◆ **Aim of the task**
Take every line from the listing below that contains "Loại".
==========
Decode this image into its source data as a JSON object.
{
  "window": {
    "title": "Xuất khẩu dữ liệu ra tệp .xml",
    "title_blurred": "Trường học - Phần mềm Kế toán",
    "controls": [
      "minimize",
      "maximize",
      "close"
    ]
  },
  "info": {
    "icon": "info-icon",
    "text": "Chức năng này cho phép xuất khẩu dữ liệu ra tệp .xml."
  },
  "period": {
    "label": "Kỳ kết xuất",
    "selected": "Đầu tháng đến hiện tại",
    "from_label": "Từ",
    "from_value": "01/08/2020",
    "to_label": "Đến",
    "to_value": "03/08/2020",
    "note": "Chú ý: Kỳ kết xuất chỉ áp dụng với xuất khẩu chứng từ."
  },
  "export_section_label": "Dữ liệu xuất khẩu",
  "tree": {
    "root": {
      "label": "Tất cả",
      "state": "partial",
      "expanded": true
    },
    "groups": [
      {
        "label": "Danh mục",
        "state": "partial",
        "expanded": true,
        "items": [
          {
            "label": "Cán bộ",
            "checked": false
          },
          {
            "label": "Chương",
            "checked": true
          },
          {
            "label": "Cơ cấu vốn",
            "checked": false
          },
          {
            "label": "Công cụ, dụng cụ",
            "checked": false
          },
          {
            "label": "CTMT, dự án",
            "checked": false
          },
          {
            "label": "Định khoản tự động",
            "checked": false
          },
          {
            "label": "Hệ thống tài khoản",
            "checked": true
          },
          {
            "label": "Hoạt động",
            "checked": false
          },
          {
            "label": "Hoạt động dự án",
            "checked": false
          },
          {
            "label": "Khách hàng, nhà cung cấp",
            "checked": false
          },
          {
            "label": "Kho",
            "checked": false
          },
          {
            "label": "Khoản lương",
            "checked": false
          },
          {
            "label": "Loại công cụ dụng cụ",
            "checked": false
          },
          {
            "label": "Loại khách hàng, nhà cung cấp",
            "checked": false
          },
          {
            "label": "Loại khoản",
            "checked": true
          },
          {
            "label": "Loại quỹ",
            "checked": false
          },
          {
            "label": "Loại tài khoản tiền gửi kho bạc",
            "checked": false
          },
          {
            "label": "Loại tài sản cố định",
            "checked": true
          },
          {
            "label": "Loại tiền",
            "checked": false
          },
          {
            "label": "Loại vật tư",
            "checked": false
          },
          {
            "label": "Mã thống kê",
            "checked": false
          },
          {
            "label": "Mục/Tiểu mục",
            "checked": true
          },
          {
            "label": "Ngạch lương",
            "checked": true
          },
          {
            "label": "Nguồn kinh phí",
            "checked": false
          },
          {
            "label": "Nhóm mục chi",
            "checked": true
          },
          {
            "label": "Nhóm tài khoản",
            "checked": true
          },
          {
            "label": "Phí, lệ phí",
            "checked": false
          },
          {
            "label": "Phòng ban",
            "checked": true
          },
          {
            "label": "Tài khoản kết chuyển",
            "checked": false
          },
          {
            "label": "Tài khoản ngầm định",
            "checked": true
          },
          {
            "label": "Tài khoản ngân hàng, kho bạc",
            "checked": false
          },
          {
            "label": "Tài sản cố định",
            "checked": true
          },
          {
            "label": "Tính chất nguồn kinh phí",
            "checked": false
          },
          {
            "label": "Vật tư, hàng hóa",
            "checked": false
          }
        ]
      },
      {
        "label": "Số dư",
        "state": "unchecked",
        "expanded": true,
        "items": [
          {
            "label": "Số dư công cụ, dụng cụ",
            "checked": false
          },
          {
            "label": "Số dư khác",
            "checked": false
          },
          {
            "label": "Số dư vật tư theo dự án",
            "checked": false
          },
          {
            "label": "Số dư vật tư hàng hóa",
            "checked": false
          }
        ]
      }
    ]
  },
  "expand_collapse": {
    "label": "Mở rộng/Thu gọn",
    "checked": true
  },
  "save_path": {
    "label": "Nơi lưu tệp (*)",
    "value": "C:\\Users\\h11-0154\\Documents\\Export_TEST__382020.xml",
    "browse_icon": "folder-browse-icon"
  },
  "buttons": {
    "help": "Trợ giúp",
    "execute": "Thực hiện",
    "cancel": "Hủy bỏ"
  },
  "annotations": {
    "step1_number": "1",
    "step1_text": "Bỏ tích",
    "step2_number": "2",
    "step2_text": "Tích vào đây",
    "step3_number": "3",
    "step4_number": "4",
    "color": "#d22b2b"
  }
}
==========
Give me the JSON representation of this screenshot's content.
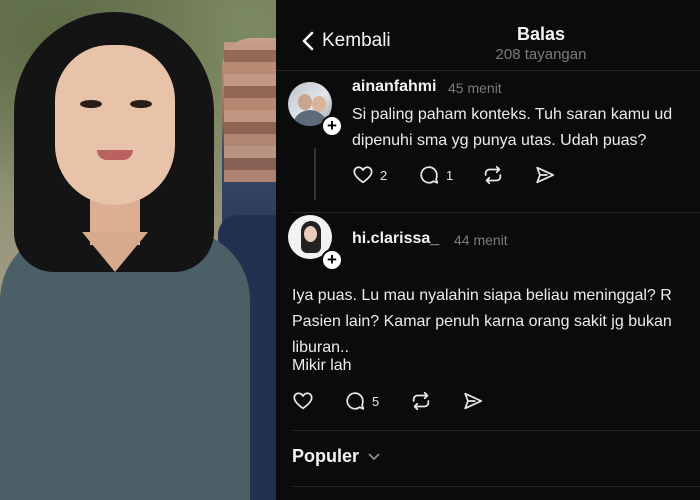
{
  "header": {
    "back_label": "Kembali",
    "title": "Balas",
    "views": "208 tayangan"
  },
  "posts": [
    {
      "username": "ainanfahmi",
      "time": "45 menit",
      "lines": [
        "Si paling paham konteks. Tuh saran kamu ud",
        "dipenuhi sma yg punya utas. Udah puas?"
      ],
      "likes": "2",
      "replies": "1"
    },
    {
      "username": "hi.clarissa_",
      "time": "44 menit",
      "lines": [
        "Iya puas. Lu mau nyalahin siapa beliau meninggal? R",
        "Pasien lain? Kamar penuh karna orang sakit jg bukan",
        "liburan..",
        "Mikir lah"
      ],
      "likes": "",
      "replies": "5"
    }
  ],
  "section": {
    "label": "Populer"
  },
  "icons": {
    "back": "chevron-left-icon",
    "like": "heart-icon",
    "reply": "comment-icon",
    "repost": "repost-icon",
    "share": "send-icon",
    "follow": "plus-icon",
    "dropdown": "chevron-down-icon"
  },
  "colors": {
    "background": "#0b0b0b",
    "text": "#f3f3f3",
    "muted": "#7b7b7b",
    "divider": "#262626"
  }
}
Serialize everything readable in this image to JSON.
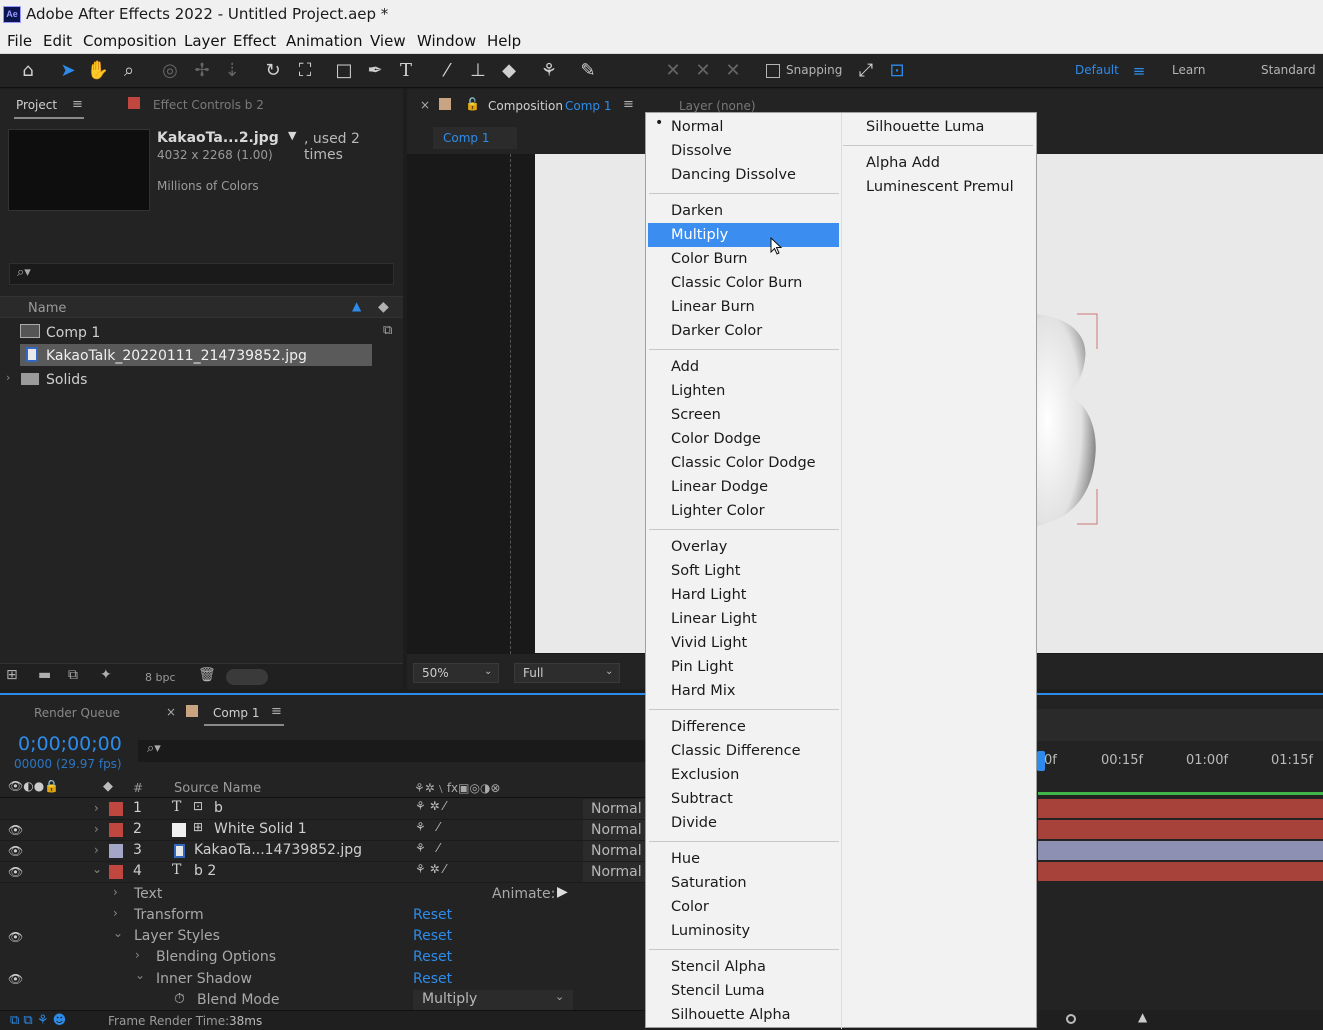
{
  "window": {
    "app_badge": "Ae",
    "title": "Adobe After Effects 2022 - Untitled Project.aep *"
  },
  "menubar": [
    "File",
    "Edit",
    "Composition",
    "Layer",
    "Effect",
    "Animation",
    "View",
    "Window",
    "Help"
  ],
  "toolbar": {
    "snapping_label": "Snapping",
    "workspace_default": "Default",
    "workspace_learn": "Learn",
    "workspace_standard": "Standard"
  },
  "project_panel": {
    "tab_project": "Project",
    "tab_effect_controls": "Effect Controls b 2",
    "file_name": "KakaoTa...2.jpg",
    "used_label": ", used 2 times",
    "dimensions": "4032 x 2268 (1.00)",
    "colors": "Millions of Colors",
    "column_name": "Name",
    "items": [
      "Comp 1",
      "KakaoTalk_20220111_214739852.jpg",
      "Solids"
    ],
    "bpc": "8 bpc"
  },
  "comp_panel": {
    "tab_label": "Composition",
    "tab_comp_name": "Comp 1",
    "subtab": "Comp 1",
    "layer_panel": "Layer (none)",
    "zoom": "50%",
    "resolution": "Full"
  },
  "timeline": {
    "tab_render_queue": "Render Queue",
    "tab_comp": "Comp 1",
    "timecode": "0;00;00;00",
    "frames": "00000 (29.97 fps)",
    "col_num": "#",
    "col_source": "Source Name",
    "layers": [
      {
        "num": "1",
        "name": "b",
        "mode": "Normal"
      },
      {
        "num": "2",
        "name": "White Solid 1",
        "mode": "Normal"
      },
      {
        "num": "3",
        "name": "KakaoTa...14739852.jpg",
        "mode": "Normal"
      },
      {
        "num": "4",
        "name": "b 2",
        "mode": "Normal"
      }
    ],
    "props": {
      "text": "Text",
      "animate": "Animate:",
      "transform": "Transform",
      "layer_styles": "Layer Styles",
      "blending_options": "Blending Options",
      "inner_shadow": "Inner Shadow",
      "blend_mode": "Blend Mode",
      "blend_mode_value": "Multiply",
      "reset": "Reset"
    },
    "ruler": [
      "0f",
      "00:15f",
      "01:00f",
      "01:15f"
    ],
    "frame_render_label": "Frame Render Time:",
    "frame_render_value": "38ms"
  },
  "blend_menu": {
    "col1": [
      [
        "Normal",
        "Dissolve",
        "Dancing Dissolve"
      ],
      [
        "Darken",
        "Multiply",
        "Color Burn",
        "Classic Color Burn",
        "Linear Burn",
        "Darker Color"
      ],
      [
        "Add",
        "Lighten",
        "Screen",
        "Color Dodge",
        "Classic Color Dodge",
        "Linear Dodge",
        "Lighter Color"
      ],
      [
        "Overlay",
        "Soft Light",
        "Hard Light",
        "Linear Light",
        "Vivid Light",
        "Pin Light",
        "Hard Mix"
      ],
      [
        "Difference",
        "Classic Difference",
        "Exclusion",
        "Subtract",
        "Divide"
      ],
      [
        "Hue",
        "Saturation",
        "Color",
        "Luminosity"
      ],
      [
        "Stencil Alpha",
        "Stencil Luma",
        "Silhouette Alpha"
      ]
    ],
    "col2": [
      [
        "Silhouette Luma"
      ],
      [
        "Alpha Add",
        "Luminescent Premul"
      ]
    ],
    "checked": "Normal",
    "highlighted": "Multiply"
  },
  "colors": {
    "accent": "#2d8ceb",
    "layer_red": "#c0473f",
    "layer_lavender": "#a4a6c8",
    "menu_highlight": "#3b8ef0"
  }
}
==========
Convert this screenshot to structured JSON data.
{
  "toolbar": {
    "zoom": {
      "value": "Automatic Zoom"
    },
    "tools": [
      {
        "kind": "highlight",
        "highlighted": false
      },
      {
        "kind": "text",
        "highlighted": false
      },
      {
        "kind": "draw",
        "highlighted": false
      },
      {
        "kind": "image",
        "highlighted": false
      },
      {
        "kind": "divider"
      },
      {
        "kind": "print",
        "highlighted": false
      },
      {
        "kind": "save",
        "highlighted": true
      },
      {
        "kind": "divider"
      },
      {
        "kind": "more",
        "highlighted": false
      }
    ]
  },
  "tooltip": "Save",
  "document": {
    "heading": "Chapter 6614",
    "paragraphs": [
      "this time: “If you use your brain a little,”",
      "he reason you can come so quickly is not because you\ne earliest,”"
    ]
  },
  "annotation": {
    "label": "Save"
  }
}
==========
◆ **Completed exercise**
            "label": "Loại công cụ dụng cụ",
            "label": "Loại khách hàng, nhà cung cấp",
            "label": "Loại khoản",
            "label": "Loại quỹ",
            "label": "Loại tài khoản tiền gửi kho bạc",
            "label": "Loại tài sản cố định",
            "label": "Loại tiền",
            "label": "Loại vật tư",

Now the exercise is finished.